No matter how hypothetical a discussion might be, to a woman it’s ultimately about her. Moreover, she’s likely to project that mindset onto others, assuming that her conversation partner isn’t arguing about a hypothetical either and instead making a point that matters especially to him. Therefore, I think by choosing that particular issue, I inadvertently framed myself as an Alpha, a man with similar concerns as professional athletes who have to worry about their flings stealing their semen out of their condoms. After all, Betas need not be particularly worried about women trying to fraudulently maximize the use of their seed. Even though I’ve only had one incident that might relate to what I described (a girl once tried to slip off a condom right before we had sex in a prior epoch of my life), she assumed that women trying to trick me into impregnating them was first and foremost in my mind. Thus, I believe it’s of particular importance that if you want to support an issue particular to men that would strike women as being of concern to Betas (i.e. paternity fraud), be certain you’ve first framed yourself as Alpha, for an Alpha defending Betas will come across as far differently than a Beta whining about the possibility of somehow getting screwed over himself. Indeed, the possibility of being destroyed by unfair divorce laws and being tricked into impregnating a woman are both valid concerns for men and both reflect what we don’t like about women, but discussing the latter will strike most women as somewhat authoritative, the former as butt-hurtedness. Obviously, make your point, but be aware of the possibility that defending something that primarily affects Betas may well frame you as a Beta unless you sufficiently inoculate yourself.
I really wish there had been an audience, for I suspect that anybody witnessing her meltdown would have sided with me.
Although during prior political discussions I decided not to listen to that little voice inside that didn’t want to say anything that might cause me to be disliked, this time that voice wasn’t there.
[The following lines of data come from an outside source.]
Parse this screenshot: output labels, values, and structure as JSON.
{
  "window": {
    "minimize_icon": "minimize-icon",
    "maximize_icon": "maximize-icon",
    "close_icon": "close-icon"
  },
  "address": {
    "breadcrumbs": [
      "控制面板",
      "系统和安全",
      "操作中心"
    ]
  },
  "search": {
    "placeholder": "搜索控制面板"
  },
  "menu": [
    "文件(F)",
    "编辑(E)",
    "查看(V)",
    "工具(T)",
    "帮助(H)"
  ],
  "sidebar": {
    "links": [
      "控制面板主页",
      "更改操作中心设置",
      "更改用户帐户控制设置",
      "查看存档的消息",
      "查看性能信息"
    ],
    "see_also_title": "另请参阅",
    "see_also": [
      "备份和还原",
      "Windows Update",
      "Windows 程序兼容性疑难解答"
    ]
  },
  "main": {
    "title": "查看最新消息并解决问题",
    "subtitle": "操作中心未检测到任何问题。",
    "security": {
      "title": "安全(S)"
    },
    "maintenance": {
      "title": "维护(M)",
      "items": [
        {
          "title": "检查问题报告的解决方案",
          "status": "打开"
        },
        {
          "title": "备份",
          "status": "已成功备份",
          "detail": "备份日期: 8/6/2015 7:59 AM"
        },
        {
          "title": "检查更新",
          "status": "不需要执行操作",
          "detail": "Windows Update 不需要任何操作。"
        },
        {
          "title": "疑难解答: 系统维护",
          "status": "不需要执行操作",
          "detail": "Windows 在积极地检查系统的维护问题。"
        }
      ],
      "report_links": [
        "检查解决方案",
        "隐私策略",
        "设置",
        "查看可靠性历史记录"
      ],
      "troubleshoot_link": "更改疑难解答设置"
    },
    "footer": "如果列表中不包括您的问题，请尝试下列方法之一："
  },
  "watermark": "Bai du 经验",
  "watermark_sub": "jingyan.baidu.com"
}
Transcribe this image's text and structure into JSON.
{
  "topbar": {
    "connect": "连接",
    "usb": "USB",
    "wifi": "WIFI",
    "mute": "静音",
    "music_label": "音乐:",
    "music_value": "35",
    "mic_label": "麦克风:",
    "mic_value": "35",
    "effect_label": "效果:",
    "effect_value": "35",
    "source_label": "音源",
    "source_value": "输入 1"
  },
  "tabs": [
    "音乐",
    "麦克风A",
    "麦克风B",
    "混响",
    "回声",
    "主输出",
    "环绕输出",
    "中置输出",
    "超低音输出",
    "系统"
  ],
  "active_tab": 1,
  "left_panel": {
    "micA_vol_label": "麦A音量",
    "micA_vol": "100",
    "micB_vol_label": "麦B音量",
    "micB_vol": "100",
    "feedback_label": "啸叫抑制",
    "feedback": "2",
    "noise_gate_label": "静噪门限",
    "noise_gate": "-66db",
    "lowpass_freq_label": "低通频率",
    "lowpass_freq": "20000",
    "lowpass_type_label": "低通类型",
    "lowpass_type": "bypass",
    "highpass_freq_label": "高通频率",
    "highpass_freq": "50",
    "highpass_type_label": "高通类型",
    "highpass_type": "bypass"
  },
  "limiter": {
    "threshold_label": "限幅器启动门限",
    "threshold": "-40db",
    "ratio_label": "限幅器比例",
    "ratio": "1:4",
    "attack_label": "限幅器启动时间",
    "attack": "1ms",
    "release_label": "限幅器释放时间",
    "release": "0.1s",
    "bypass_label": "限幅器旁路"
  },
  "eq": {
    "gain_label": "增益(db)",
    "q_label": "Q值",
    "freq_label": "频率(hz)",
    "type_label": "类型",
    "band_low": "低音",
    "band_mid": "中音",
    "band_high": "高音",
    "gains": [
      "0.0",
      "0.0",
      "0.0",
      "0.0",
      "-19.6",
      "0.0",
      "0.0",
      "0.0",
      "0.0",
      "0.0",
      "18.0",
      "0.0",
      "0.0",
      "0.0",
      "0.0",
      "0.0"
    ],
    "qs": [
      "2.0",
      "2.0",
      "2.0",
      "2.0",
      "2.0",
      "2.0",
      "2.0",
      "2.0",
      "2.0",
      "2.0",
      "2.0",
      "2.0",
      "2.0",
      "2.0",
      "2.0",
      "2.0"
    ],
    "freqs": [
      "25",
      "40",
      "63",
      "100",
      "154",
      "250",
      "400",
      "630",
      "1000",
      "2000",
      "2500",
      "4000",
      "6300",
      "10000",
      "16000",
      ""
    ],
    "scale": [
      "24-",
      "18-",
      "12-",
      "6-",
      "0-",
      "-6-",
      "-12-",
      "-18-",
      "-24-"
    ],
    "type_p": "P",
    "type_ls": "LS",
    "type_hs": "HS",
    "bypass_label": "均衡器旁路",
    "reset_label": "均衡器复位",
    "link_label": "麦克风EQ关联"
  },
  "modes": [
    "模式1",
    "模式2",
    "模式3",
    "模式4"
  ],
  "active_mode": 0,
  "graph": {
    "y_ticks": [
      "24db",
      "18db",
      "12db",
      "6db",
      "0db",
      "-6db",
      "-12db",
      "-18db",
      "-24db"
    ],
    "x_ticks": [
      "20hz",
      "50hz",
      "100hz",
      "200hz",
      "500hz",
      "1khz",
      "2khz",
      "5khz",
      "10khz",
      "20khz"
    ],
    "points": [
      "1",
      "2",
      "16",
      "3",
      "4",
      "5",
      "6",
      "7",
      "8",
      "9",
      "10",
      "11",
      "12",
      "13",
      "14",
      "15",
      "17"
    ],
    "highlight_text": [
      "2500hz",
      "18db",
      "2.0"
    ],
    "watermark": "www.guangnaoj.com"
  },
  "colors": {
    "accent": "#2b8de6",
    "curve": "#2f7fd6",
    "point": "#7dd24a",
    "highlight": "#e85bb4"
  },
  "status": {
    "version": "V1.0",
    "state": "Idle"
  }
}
At all. Love me, hate me? I didn’t care. I was right, I knew it, and that’s what mattered. Furthermore, I wanted to make my points enough to engage that part of my brain that made them but not enough to stress about it. If for an instant or so it looked like there was a remote possibility she’d get the upper hand, I calmly neutralized it. This shows me that I am in fact becoming more the man I want to be.
I found the blasé way in which she treated her boyfriend downright hilarious. It was difficult stifling my laughter.
If I encounter her again, I’m curious about what will happen. If she says she hates me, I’ll tell her to join the club. “No, literally. Do you want to join the club? I’ll have the local chapter president get in touch with you. I think ‘Martel’s Despisers’ (sounds better with my real name) meets every other Sunday or something.” Moreover, would a random woman waking up to me and slapping me serve as some sort of “social proof”? I’ve been holed up at home or Starbucks writing a lot lately, but this isn’t exactly a huge city so I may well find out.
I have no idea what her name is.
Anyhow, I’m plodding along with my book, having fun but wishing I had a lot more time to devote to it. And I miss blogging. That’s why I wrote this.
God bless you all.